Obama “also had a knack for interceptions. When a joint was making the rounds, he often elbowed his way in, out of turn, shouted ‘Intercepted’ and took an extra hit. No one seemed to mind,” according to the text.
Maraniss details how the Choom Gang relaxed at a spot they called “Pumping Stations” partway up Mount Tantalus on Oahu.
“They parked single file on the grassy edge, turned up their stereos playing Aerosmith, Blue Öyster Cult, and Stevie Wonder, lit up some ‘sweet-sticky Hawaiian buds,’ and washed it down with ‘green bottled beer’ (the Choom Gang preferred Heineken, Beck’s, and St. Pauli Girl),” according to Maraniss.
“No shouting, no violence, no fights; they even cleaned up their beer bottles. This was their haven, in the darkness high above the city and the pressures of Punahou,” he writes.

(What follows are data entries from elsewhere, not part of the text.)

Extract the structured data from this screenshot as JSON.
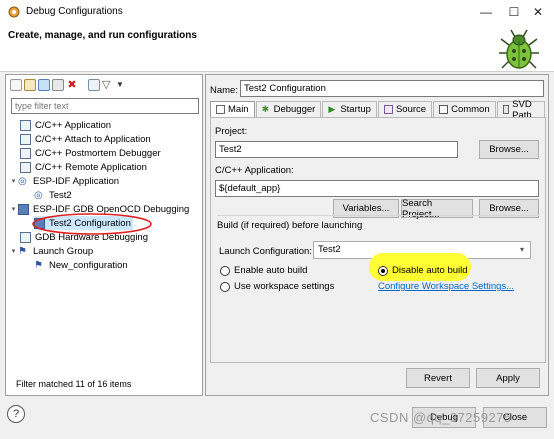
{
  "window": {
    "title": "Debug Configurations",
    "minimize": "—",
    "maximize": "☐",
    "close": "✕"
  },
  "header": {
    "title": "Create, manage, and run configurations"
  },
  "left": {
    "filter_placeholder": "type filter text",
    "tree": [
      {
        "label": "C/C++ Application",
        "level": 1
      },
      {
        "label": "C/C++ Attach to Application",
        "level": 1
      },
      {
        "label": "C/C++ Postmortem Debugger",
        "level": 1
      },
      {
        "label": "C/C++ Remote Application",
        "level": 1
      },
      {
        "label": "ESP-IDF Application",
        "level": 0,
        "expanded": true
      },
      {
        "label": "Test2",
        "level": 1
      },
      {
        "label": "ESP-IDF GDB OpenOCD Debugging",
        "level": 0,
        "expanded": true
      },
      {
        "label": "Test2 Configuration",
        "level": 1,
        "selected": true
      },
      {
        "label": "GDB Hardware Debugging",
        "level": 1
      },
      {
        "label": "Launch Group",
        "level": 0,
        "expanded": true
      },
      {
        "label": "New_configuration",
        "level": 1
      }
    ],
    "filtered_status": "Filter matched 11 of 16 items"
  },
  "right": {
    "name_label": "Name:",
    "name_value": "Test2 Configuration",
    "tabs": [
      "Main",
      "Debugger",
      "Startup",
      "Source",
      "Common",
      "SVD Path"
    ],
    "project_label": "Project:",
    "project_value": "Test2",
    "browse1": "Browse...",
    "app_label": "C/C++ Application:",
    "app_value": "${default_app}",
    "variables": "Variables...",
    "search_project": "Search Project...",
    "browse2": "Browse...",
    "build_label": "Build (if required) before launching",
    "launch_config_label": "Launch Configuration:",
    "launch_config_value": "Test2",
    "radio_enable": "Enable auto build",
    "radio_disable": "Disable auto build",
    "radio_workspace": "Use workspace settings",
    "configure_link": "Configure Workspace Settings...",
    "revert": "Revert",
    "apply": "Apply"
  },
  "footer": {
    "help": "?",
    "debug": "Debug",
    "close": "Close",
    "watermark": "CSDN @qq_37259275"
  }
}
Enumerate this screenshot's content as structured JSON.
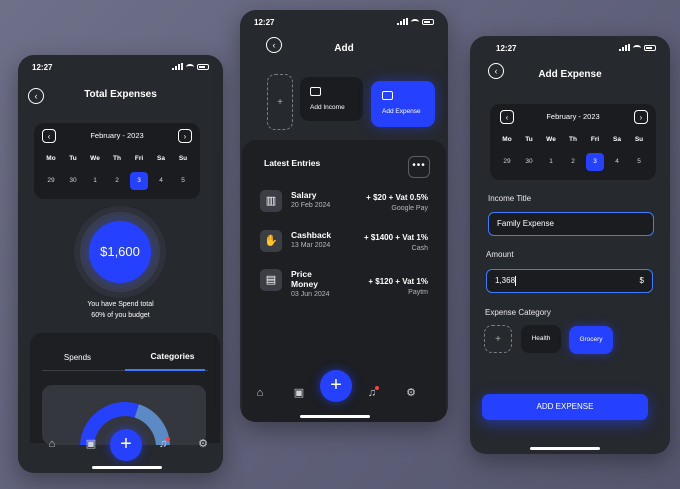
{
  "status": {
    "time": "12:27"
  },
  "screen1": {
    "title": "Total Expenses",
    "calendar": {
      "month": "February - 2023",
      "weekdays": [
        "Mo",
        "Tu",
        "We",
        "Th",
        "Fri",
        "Sa",
        "Su"
      ],
      "days": [
        "29",
        "30",
        "1",
        "2",
        "3",
        "4",
        "5"
      ],
      "selected_index": 4
    },
    "amount": "$1,600",
    "budget_text_1": "You have Spend total",
    "budget_text_2": "60% of you budget",
    "budget_fraction": 0.6,
    "tabs": {
      "spends": "Spends",
      "categories": "Categories",
      "active": "categories"
    }
  },
  "screen2": {
    "title": "Add",
    "add_income": "Add Income",
    "add_expense": "Add Expense",
    "latest_title": "Latest Entries",
    "entries": [
      {
        "name": "Salary",
        "date": "20 Feb 2024",
        "amount": "+ $20 + Vat 0.5%",
        "via": "Google Pay",
        "icon": "wallet-icon"
      },
      {
        "name": "Cashback",
        "date": "13 Mar 2024",
        "amount": "+ $1400 + Vat 1%",
        "via": "Cash",
        "icon": "cashback-icon"
      },
      {
        "name": "Price",
        "name2": "Money",
        "date": "03 Jun 2024",
        "amount": "+ $120 + Vat 1%",
        "via": "Paytm",
        "icon": "receipt-icon"
      }
    ]
  },
  "screen3": {
    "title": "Add Expense",
    "calendar": {
      "month": "February - 2023",
      "weekdays": [
        "Mo",
        "Tu",
        "We",
        "Th",
        "Fri",
        "Sa",
        "Su"
      ],
      "days": [
        "29",
        "30",
        "1",
        "2",
        "3",
        "4",
        "5"
      ],
      "selected_index": 4
    },
    "income_title_label": "Income Title",
    "income_title_value": "Family Expense",
    "amount_label": "Amount",
    "amount_value": "1,368",
    "currency": "$",
    "category_label": "Expense Category",
    "categories": [
      "Health",
      "Grocery"
    ],
    "selected_category": "Grocery",
    "submit": "ADD EXPENSE"
  },
  "colors": {
    "accent": "#2541ff",
    "panel": "#26292e",
    "dark": "#1a1c20"
  }
}
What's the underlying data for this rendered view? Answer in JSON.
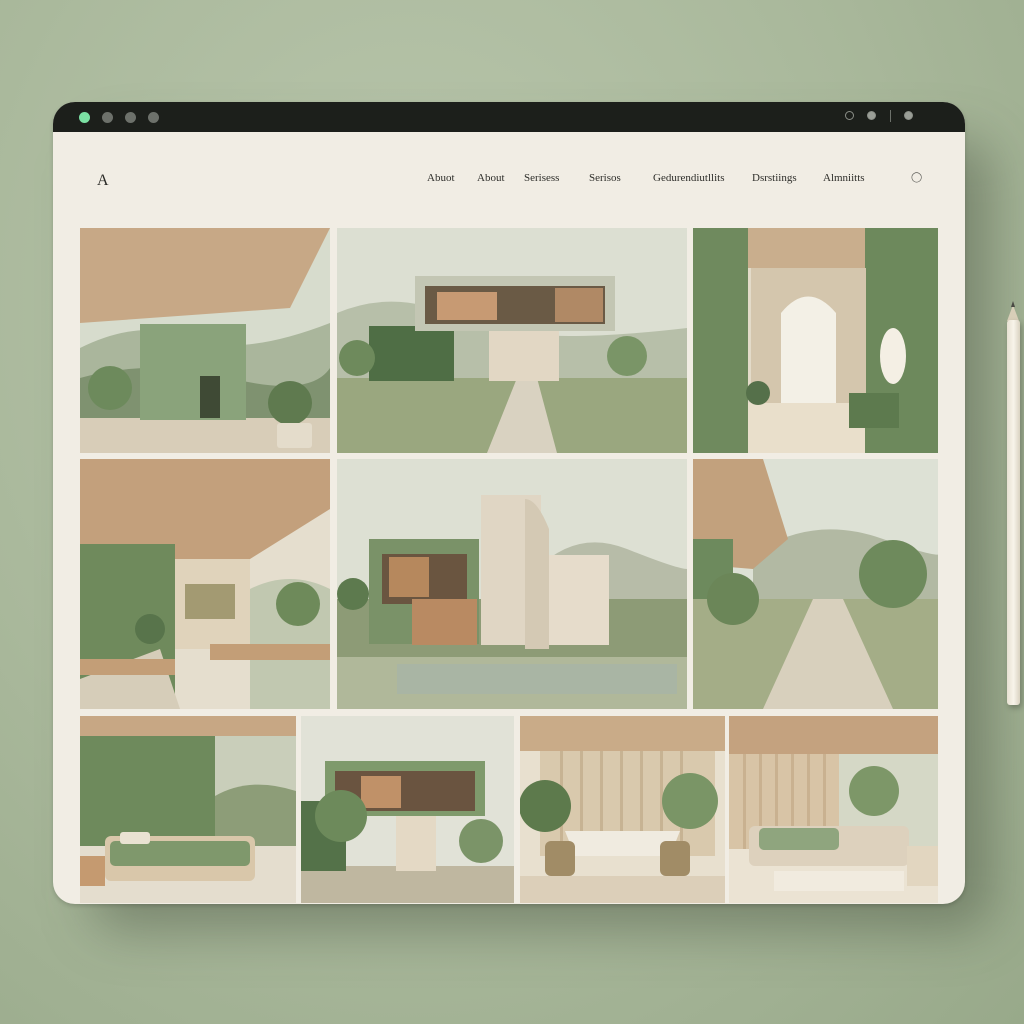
{
  "site": {
    "logo": "A",
    "nav": [
      "Abuot",
      "About",
      "Serisess",
      "Serisos",
      "Gedurendiutllits",
      "Dsrstiings",
      "Almniitts"
    ],
    "icons": [
      "cart-icon"
    ]
  },
  "titlebar": {
    "traffic_lights": [
      "close",
      "minimize",
      "maximize",
      "extra"
    ],
    "controls": [
      "refresh-icon",
      "settings-icon",
      "divider",
      "account-icon"
    ]
  },
  "gallery": {
    "rows": [
      [
        "canopy-house-entrance",
        "floating-box-house-path",
        "green-wall-arched-window-interior"
      ],
      [
        "open-living-room-under-canopy",
        "arched-tower-house-pond",
        "covered-walkway-landscape"
      ],
      [
        "green-bedroom",
        "cantilever-house-trees",
        "dining-room-slatted-wall",
        "bedroom-slatted-wall"
      ]
    ]
  },
  "colors": {
    "background": "#a9b89b",
    "frame": "#f1ede4",
    "titlebar": "#1c1f1b",
    "accent_green": "#6e8a5f",
    "accent_dot": "#7be0a3"
  }
}
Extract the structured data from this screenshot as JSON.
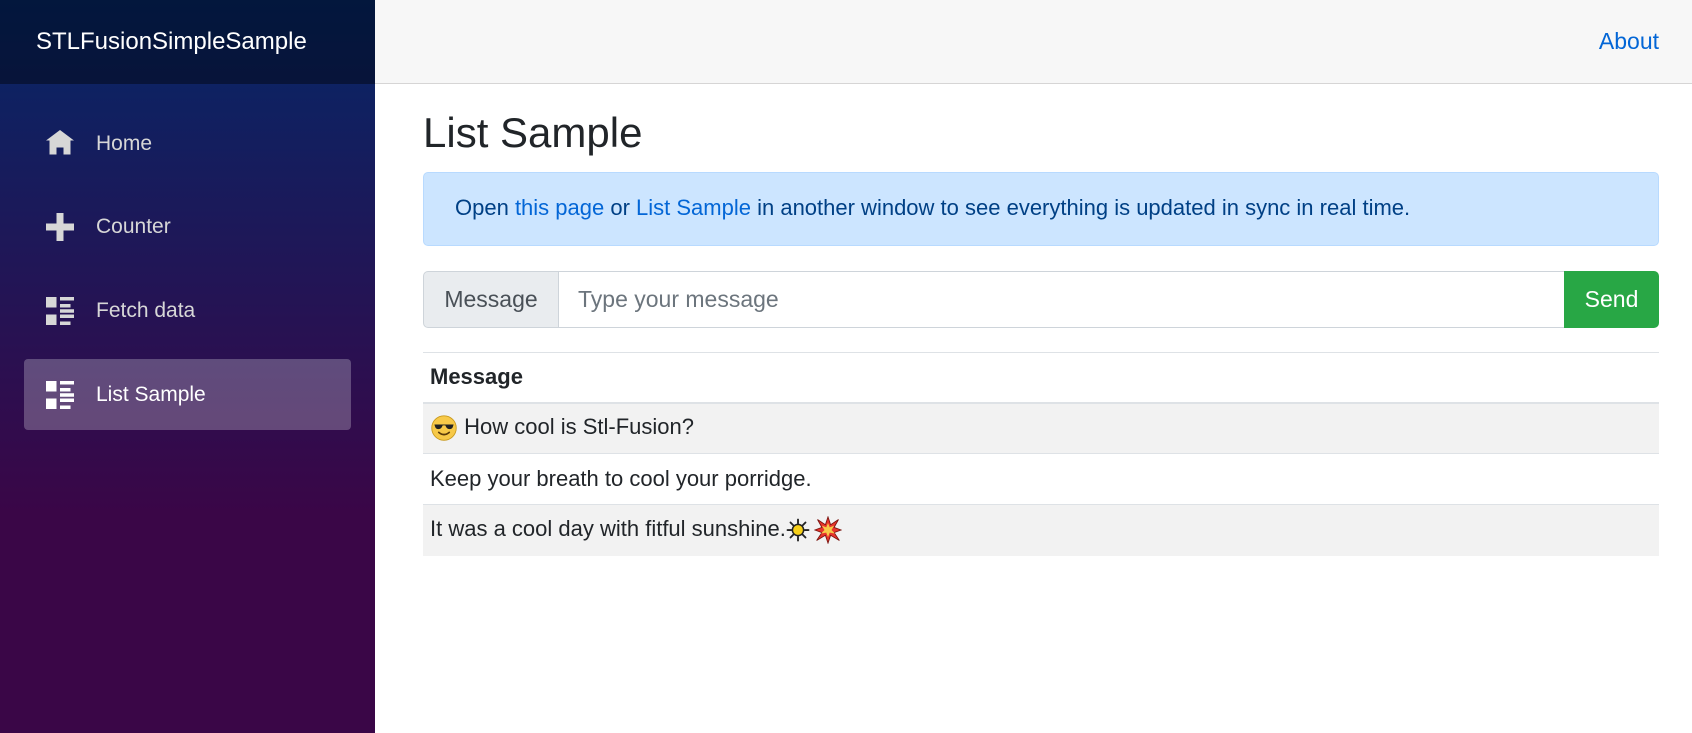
{
  "sidebar": {
    "brand": "STLFusionSimpleSample",
    "items": [
      {
        "label": "Home",
        "icon": "home-icon"
      },
      {
        "label": "Counter",
        "icon": "plus-icon"
      },
      {
        "label": "Fetch data",
        "icon": "list-rich-icon"
      },
      {
        "label": "List Sample",
        "icon": "list-rich-icon",
        "active": true
      }
    ]
  },
  "header": {
    "about_label": "About"
  },
  "main": {
    "title": "List Sample",
    "alert": {
      "prefix": "Open ",
      "link1": "this page",
      "middle": " or ",
      "link2": "List Sample",
      "suffix": " in another window to see everything is updated in sync in real time."
    },
    "input": {
      "prepend_label": "Message",
      "placeholder": "Type your message",
      "value": "",
      "send_label": "Send"
    },
    "table": {
      "header": "Message",
      "rows": [
        {
          "prefix_emoji": "smiling-face-with-sunglasses-emoji",
          "text": "How cool is Stl-Fusion?"
        },
        {
          "text": "Keep your breath to cool your porridge."
        },
        {
          "text": "It was a cool day with fitful sunshine.",
          "suffix_emojis": [
            "sun-emoji",
            "collision-emoji"
          ]
        }
      ]
    }
  },
  "colors": {
    "sidebar_gradient_top": "#052767",
    "sidebar_gradient_bottom": "#3a0647",
    "link": "#0366d6",
    "alert_bg": "#cce5ff",
    "alert_text": "#004085",
    "send_button": "#28a745"
  }
}
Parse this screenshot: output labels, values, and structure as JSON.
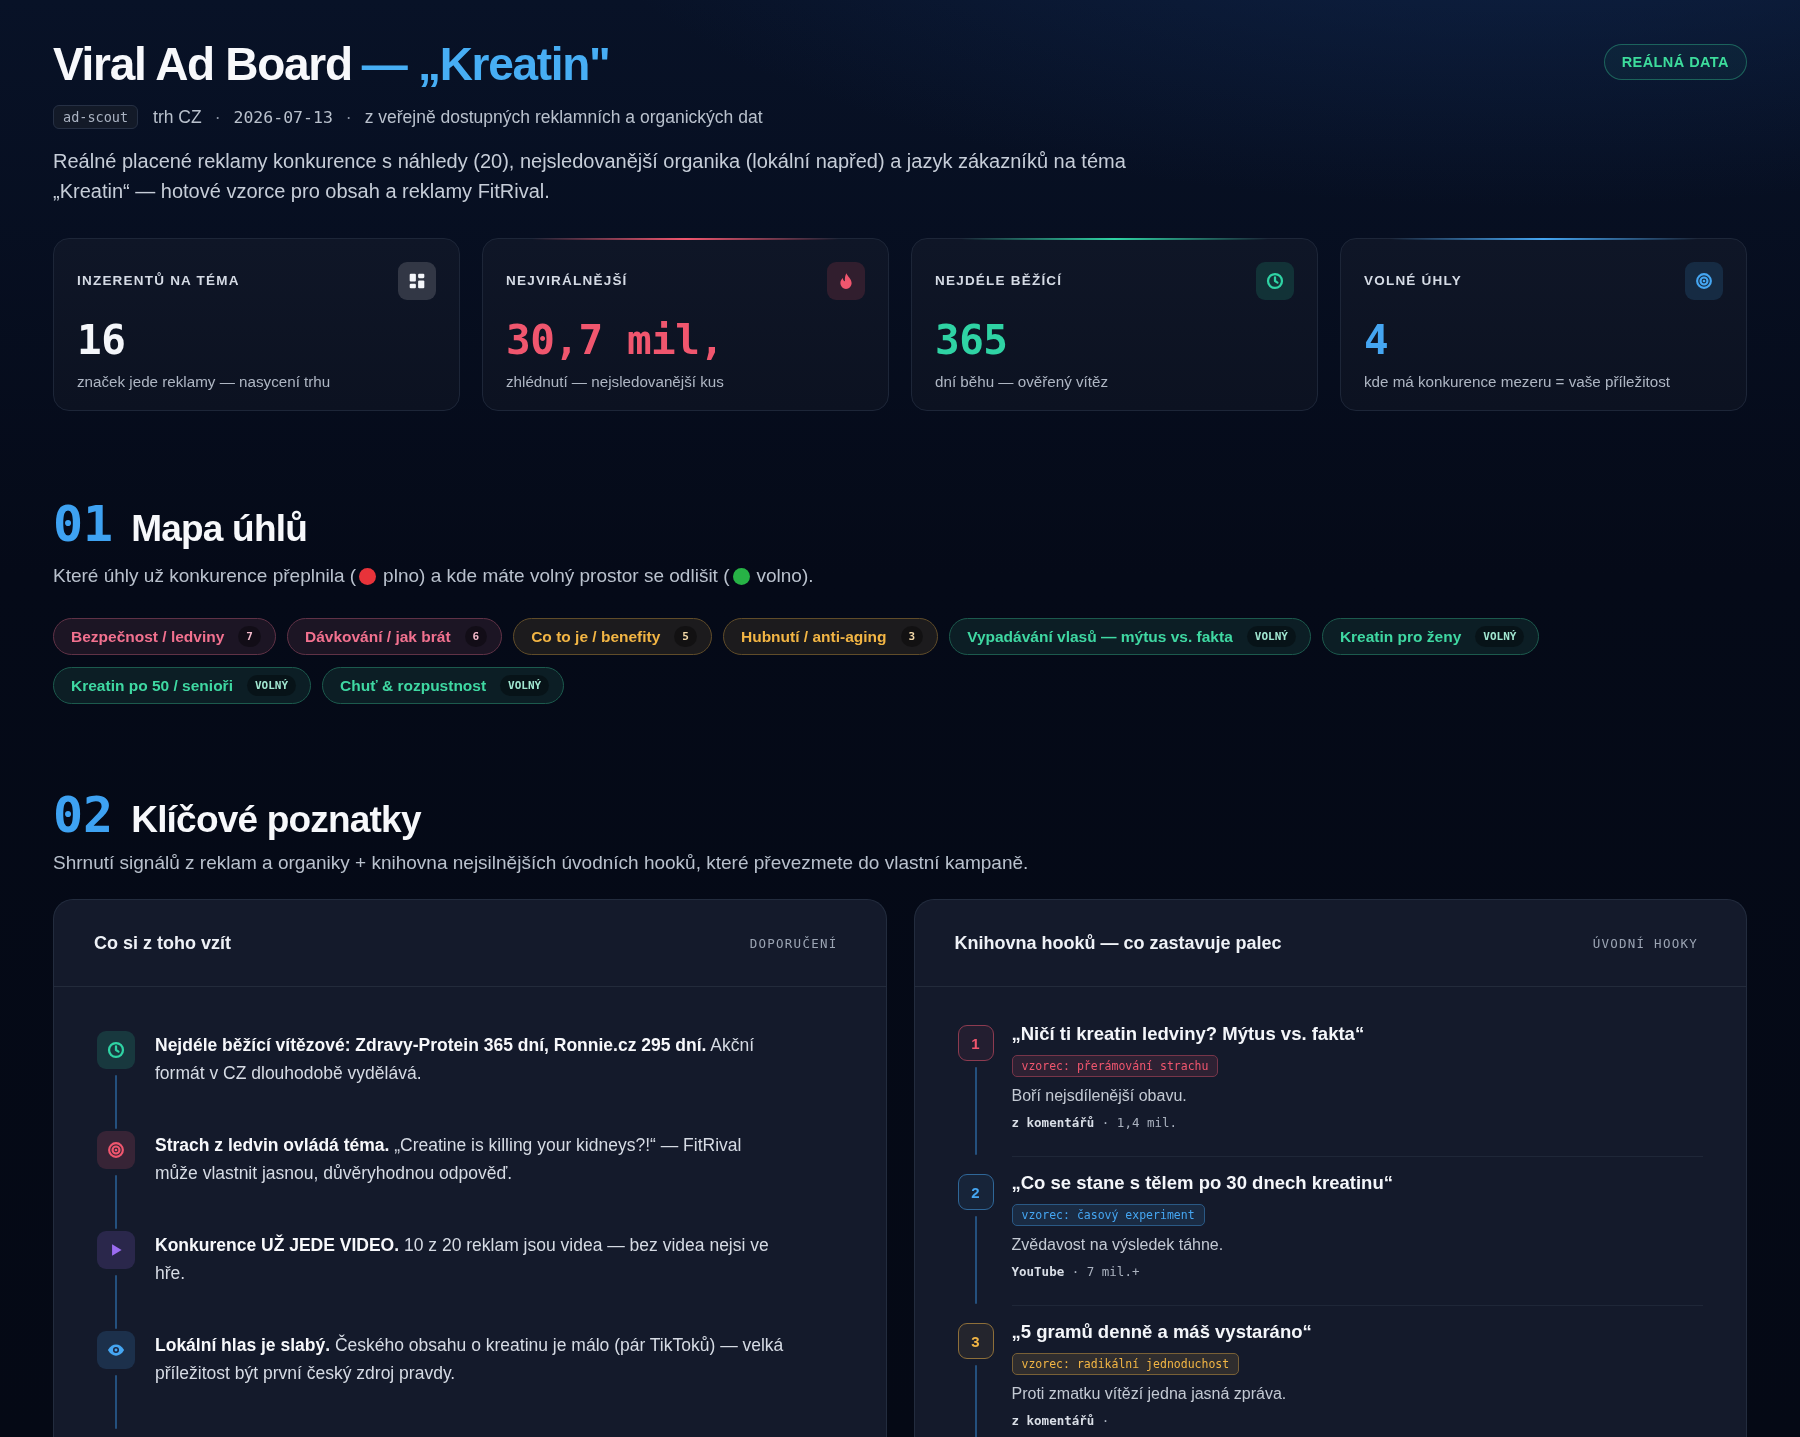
{
  "header": {
    "title": "Viral Ad Board",
    "topic": "— „Kreatin\"",
    "badge": "REÁLNÁ DATA"
  },
  "meta": [
    {
      "kind": "tag",
      "text": "ad-scout"
    },
    {
      "kind": "plain",
      "text": "trh CZ"
    },
    {
      "kind": "separator",
      "text": "·"
    },
    {
      "kind": "mono",
      "text": "2026-07-13"
    },
    {
      "kind": "separator",
      "text": "·"
    },
    {
      "kind": "plain",
      "text": "z veřejně dostupných reklamních a organických dat"
    }
  ],
  "description": "Reálné placené reklamy konkurence s náhledy (20), nejsledovanější organika (lokální napřed) a jazyk zákazníků na téma „Kreatin“ — hotové vzorce pro obsah a reklamy FitRival.",
  "stats": [
    {
      "label": "INZERENTŮ NA TÉMA",
      "value": "16",
      "note": "značek jede reklamy — nasycení trhu",
      "color": "#f4f6fa",
      "accent": false
    },
    {
      "label": "NEJVIRÁLNĚJŠÍ",
      "value": "30,7 mil,",
      "note": "zhlédnutí — nejsledovanější kus",
      "color": "#f0566e",
      "accent": true
    },
    {
      "label": "NEJDÉLE BĚŽÍCÍ",
      "value": "365",
      "note": "dní běhu — ověřený vítěz",
      "color": "#2fd3a4",
      "accent": true
    },
    {
      "label": "VOLNÉ ÚHLY",
      "value": "4",
      "note": "kde má konkurence mezeru = vaše příležitost",
      "color": "#45a6f2",
      "accent": true
    }
  ],
  "angle_map": {
    "number": "01",
    "title": "Mapa úhlů",
    "legend": [
      {
        "kind": "text",
        "text": "Které úhly už konkurence přeplnila ("
      },
      {
        "kind": "dot",
        "color": "#e8333a"
      },
      {
        "kind": "text",
        "text": "plno) a kde máte volný prostor se odlišit ("
      },
      {
        "kind": "dot",
        "color": "#27b346"
      },
      {
        "kind": "text",
        "text": "volno)."
      }
    ],
    "angles": [
      {
        "label": "Bezpečnost / ledviny",
        "badge": "7",
        "color": "#f2718f"
      },
      {
        "label": "Dávkování / jak brát",
        "badge": "6",
        "color": "#f2718f"
      },
      {
        "label": "Co to je / benefity",
        "badge": "5",
        "color": "#f2b544"
      },
      {
        "label": "Hubnutí / anti-aging",
        "badge": "3",
        "color": "#f2b544"
      },
      {
        "label": "Vypadávání vlasů — mýtus vs. fakta",
        "badge": "VOLNÝ",
        "color": "#3fd8a2"
      },
      {
        "label": "Kreatin pro ženy",
        "badge": "VOLNÝ",
        "color": "#3fd8a2"
      },
      {
        "label": "Kreatin po 50 / senioři",
        "badge": "VOLNÝ",
        "color": "#3fd8a2"
      },
      {
        "label": "Chuť & rozpustnost",
        "badge": "VOLNÝ",
        "color": "#3fd8a2"
      }
    ]
  },
  "insights": {
    "number": "02",
    "title": "Klíčové poznatky",
    "subtitle": "Shrnutí signálů z reklam a organiky + knihovna nejsilnějších úvodních hooků, které převezmete do vlastní kampaně.",
    "takeaways": {
      "title": "Co si z toho vzít",
      "tag": "DOPORUČENÍ",
      "items": [
        {
          "text": "**Nejdéle běžící vítězové: Zdravy-Protein 365 dní, Ronnie.cz 295 dní.** Akční formát v CZ dlouhodobě vydělává.",
          "color": "#2fd3a4"
        },
        {
          "text": "**Strach z ledvin ovládá téma.** „Creatine is killing your kidneys?!“ — FitRival může vlastnit jasnou, důvěryhodnou odpověď.",
          "color": "#f0566e"
        },
        {
          "text": "**Konkurence UŽ JEDE VIDEO.** 10 z 20 reklam jsou videa — bez videa nejsi ve hře.",
          "color": "#9b6cf0"
        },
        {
          "text": "**Lokální hlas je slabý.** Českého obsahu o kreatinu je málo (pár TikToků) — velká příležitost být první český zdroj pravdy.",
          "color": "#45a6f2"
        }
      ]
    },
    "hooks": {
      "title": "Knihovna hooků — co zastavuje palec",
      "tag": "ÚVODNÍ HOOKY",
      "items": [
        {
          "number": "1",
          "title": "„Ničí ti kreatin ledviny? Mýtus vs. fakta“",
          "pattern": "vzorec: přerámování strachu",
          "description": "Boří nejsdílenější obavu.",
          "source": "**z komentářů** · 1,4 mil.",
          "color": "#f0566e"
        },
        {
          "number": "2",
          "title": "„Co se stane s tělem po 30 dnech kreatinu“",
          "pattern": "vzorec: časový experiment",
          "description": "Zvědavost na výsledek táhne.",
          "source": "**YouTube** · 7 mil.+",
          "color": "#45a6f2"
        },
        {
          "number": "3",
          "title": "„5 gramů denně a máš vystaráno“",
          "pattern": "vzorec: radikální jednoduchost",
          "description": "Proti zmatku vítězí jedna jasná zpráva.",
          "source": "**z komentářů** ·",
          "color": "#f2b544"
        }
      ]
    }
  }
}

They also operated by consensus (NATO-style!), with any member able to “veto” a suggestion. “Whenever an idea was broached, someone could hold up his hand in the V sign (a backward peace sign of that era) and indicate that the motion was not approved. They later shortened the process so that you could just shout ‘V’ to get the point across,” says Maraniss.
Sure, they drove around in a VW bus nicknamed the “Choomwagon.” And their dealer was a “freakin’ scary” guy named Ray who met a grisly end. “Many years later they learned that he had been killed with a ball-peen hammer by a scorned gay lover.” (On his yearbook page, Obama says “Thanks Tut, Gramps, Choom Gang, and Ray for all the good times.”)
But Maraniss also suggests that Obama, like, oh, everyone in the world, embellished his mischief.
“Later in life, looking back on those days, Obama made it sound as though he were hanging out with a group of misbegotten ne’er-do-wells, what he called the ‘club of disaffection.’ In fact, most members of the Choom Gang were decent students and athletes who went on to successful and productive lives as lawyers, writers, and businessmen,” the author says.
Obama was a solid student, and adept at what some readers might know as “osmotic learning.”
“He seemed nonchalant, yet performed well. How did he do it? He told his Choom Gang mates that the trick was if you put the textbook under your pillow the night before you would perform better on an exam. ‘It never worked for me,’ said Topolinski.”